LEY- And you believe it at the time, right?
SHERRILL- Well, I would say so. There is no reason that you could say that Dennis didn't feel he would be at Alabama. You know, here's an opportunity that comes up and we all sometimes have to weigh different opportunities, but, you know, I think that the one thing that I really respect of Joe Paterno is that he's had a lot of opportunities and he's never left, and whether we say it is a comfort zone or whatever, and the older that I have become, you know, this is my last rodeo regardless of anybody offering whatever.
LEY- Let me ask you this. How does what has happened this week complicate life for coach Fran at A&M?
SHERRILL- Tremendously, you know, because he hasn't been in the spot that he's in now, and the expectations, the wants, the desires, it's a little different. They played this year at Alabama without a lot of pressure because there wasn't any pressure going into the conference. They did a great job. Dennis did a tremendous job of managing those players. But, again, players win, coaches don't. For us to think that there are gurus out there, those flee very quickly. You manage -- coaches manage players and the best coach this year, it was Miami.

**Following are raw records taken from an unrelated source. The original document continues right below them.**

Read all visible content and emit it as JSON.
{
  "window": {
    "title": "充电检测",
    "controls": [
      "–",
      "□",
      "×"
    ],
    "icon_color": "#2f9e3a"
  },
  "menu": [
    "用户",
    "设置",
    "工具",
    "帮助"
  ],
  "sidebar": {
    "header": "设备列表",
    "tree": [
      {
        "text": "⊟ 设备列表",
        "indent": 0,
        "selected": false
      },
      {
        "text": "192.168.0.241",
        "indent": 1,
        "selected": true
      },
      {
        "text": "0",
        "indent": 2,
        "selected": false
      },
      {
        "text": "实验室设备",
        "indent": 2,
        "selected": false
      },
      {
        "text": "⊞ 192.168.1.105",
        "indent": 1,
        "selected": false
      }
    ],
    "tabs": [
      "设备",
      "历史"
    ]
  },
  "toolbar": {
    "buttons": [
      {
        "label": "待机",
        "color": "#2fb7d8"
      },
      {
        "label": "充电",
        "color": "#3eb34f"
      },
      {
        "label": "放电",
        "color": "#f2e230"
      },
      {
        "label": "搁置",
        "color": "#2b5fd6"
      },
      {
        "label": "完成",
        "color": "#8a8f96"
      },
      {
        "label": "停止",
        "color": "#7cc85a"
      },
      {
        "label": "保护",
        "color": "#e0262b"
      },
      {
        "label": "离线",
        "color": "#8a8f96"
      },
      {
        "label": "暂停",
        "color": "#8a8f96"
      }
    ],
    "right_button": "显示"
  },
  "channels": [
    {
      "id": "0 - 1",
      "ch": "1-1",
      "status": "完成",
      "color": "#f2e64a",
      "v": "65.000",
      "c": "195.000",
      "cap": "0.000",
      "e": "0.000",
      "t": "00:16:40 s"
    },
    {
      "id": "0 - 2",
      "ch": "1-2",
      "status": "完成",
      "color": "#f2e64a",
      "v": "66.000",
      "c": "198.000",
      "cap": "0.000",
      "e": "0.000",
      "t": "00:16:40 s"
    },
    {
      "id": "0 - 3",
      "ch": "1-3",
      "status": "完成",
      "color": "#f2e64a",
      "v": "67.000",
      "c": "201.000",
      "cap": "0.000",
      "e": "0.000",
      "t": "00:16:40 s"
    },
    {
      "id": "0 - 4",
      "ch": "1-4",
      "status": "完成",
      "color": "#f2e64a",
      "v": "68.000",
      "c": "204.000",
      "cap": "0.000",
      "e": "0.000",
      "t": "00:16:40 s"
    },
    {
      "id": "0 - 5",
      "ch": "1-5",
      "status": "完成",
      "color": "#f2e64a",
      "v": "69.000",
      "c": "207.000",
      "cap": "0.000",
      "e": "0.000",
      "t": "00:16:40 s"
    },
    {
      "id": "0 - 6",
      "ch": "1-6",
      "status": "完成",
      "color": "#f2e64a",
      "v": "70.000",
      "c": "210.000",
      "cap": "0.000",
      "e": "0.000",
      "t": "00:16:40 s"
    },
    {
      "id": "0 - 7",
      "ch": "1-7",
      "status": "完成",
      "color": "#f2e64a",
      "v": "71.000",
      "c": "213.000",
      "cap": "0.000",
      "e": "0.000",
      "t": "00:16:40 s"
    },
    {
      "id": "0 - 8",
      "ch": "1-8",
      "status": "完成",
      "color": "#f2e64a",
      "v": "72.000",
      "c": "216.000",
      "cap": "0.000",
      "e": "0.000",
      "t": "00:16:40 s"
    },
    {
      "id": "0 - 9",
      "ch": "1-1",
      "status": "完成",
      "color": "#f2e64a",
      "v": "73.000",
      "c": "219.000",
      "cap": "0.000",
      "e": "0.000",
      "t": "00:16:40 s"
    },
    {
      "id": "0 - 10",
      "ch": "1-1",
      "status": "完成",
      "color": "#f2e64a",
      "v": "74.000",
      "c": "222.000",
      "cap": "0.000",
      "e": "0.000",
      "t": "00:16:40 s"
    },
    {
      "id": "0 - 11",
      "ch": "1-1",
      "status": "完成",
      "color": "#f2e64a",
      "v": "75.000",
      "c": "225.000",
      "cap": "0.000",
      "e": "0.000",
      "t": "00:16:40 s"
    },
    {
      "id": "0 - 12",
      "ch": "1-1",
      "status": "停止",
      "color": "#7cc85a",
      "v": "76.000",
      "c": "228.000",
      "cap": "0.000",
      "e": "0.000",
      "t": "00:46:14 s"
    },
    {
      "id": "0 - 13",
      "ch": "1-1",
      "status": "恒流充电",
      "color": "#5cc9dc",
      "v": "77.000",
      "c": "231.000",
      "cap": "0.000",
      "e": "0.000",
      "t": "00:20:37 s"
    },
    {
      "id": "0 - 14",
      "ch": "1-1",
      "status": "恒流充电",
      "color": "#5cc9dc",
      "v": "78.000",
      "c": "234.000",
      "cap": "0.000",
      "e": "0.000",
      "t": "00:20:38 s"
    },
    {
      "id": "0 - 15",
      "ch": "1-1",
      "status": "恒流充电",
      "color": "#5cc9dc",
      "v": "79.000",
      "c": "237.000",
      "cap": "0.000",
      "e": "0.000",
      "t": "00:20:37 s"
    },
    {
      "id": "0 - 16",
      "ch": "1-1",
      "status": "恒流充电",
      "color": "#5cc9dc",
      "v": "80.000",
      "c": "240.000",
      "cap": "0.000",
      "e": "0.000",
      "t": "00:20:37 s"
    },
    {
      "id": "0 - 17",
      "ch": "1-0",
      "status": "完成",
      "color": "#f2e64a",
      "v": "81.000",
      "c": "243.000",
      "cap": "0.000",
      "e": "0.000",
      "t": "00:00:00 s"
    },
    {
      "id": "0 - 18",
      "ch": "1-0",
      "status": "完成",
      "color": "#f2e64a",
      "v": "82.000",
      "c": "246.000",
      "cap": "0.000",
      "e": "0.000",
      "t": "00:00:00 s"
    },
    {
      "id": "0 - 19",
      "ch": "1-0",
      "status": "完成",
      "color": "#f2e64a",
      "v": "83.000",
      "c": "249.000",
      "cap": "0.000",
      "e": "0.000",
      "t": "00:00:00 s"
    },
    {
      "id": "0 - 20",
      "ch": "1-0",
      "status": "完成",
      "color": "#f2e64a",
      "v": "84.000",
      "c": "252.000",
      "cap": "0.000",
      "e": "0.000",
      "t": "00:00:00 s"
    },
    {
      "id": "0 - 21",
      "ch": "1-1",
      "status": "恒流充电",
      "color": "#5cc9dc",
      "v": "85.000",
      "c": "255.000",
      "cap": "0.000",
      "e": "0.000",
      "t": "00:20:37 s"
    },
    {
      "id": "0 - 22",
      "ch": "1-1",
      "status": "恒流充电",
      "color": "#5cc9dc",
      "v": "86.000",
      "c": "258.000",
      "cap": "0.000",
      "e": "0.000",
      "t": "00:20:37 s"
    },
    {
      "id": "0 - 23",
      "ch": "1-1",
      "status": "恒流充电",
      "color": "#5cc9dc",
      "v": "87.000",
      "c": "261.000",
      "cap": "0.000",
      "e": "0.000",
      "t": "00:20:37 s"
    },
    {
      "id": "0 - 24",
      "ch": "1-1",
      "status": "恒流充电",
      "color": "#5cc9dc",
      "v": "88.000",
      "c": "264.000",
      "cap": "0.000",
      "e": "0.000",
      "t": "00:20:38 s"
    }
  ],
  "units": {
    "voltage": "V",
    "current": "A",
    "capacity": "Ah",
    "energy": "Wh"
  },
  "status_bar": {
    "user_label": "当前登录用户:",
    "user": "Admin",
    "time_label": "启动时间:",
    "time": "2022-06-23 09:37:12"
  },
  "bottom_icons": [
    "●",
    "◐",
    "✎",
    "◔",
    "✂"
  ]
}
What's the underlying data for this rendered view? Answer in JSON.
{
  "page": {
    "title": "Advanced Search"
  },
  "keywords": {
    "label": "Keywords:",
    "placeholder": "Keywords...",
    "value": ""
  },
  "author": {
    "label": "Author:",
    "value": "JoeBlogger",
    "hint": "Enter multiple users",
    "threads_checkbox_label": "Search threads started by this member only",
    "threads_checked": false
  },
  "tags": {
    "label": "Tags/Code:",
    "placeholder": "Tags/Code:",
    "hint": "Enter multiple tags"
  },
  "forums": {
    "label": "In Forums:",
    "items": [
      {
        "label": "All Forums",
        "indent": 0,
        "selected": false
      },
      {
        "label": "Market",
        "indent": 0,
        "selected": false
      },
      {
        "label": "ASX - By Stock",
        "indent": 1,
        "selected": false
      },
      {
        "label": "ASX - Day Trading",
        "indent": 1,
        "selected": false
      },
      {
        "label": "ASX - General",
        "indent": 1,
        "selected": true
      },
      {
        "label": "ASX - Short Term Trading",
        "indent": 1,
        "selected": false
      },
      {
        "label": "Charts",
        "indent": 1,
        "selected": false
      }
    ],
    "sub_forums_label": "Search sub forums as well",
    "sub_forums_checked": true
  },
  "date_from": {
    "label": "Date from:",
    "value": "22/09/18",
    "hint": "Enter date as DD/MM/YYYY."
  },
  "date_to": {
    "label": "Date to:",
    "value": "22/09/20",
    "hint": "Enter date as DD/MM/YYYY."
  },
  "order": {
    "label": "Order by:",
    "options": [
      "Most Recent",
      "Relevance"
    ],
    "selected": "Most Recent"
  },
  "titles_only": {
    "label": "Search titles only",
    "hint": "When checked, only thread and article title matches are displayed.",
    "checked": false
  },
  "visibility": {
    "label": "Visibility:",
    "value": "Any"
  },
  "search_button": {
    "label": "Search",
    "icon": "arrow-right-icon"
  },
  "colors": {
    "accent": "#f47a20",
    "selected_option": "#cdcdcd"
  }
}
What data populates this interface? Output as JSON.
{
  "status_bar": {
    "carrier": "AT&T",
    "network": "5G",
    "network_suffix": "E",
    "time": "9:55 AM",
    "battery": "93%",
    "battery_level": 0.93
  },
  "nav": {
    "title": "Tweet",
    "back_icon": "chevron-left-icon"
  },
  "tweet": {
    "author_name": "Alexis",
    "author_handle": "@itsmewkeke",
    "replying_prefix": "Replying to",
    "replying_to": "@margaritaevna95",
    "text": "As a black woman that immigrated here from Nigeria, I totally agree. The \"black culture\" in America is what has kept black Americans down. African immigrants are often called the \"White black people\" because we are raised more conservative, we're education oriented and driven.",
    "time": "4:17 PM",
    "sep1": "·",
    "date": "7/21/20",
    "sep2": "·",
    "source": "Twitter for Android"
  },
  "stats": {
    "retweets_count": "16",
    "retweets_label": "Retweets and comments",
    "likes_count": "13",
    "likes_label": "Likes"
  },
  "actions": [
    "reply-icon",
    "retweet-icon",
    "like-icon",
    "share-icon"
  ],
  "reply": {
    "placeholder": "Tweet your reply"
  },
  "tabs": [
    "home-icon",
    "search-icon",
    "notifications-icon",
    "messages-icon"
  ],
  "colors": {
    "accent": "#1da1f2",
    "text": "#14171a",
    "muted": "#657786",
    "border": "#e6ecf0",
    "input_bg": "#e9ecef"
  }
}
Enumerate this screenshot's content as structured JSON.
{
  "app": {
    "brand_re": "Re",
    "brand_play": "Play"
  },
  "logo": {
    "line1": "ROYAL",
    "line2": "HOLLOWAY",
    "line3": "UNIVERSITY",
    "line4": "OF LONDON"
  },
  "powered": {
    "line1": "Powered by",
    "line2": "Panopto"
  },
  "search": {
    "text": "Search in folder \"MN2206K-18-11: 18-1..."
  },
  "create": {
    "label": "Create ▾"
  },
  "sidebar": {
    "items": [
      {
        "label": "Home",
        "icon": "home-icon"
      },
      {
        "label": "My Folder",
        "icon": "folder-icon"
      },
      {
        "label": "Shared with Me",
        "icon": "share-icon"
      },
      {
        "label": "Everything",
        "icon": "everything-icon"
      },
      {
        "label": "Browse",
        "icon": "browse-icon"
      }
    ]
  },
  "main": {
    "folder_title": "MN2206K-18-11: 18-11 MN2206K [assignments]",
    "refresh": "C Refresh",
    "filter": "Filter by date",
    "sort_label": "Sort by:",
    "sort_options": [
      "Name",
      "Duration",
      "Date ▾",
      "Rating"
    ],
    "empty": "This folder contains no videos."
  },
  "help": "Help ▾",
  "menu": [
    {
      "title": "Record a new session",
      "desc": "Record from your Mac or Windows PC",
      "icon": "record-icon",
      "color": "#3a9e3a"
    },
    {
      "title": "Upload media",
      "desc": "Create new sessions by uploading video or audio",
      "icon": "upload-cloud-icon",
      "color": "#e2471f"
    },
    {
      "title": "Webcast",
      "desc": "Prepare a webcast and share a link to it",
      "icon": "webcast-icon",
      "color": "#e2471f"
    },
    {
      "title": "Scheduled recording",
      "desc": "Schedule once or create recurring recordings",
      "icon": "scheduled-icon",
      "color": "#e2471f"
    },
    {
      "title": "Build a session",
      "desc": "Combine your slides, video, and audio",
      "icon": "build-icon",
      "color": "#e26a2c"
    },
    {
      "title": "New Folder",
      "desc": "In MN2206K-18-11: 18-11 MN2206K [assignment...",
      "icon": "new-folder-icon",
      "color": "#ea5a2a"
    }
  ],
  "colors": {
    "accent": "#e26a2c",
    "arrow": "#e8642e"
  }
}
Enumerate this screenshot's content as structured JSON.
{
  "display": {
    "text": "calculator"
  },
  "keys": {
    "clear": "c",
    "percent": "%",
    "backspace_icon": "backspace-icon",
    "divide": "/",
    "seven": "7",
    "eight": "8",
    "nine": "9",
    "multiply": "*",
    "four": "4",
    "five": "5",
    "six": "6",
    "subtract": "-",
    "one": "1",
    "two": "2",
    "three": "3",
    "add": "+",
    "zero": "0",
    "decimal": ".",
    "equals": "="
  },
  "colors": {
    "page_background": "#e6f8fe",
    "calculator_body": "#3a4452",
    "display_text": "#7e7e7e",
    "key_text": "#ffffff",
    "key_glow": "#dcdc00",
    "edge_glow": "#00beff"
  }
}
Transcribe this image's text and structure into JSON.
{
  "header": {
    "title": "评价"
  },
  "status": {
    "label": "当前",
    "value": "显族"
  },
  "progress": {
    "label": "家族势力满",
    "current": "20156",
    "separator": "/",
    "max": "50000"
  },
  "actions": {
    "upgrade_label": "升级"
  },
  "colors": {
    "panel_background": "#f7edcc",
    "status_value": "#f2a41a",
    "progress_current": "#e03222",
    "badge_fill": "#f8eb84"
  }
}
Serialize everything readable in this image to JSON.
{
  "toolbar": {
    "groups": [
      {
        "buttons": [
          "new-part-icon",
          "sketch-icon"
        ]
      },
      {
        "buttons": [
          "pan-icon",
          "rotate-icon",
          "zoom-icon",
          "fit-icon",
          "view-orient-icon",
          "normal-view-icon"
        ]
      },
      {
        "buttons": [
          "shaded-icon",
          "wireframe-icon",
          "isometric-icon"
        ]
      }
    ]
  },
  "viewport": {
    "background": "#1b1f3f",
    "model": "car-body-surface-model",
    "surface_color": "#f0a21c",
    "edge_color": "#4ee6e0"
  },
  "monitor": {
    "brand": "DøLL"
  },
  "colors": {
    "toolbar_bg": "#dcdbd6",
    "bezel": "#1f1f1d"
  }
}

LEY- Well, we'll keep a close eye on what's going to be happening at College Station. Jackie, thanks so much for joining us this morning. We appreciate it.
SHERRILL- You are welcome. Thank you.
LEY- Alright, Jackie Sherrill. More ahead OUTSIDE THE LINES as we continue.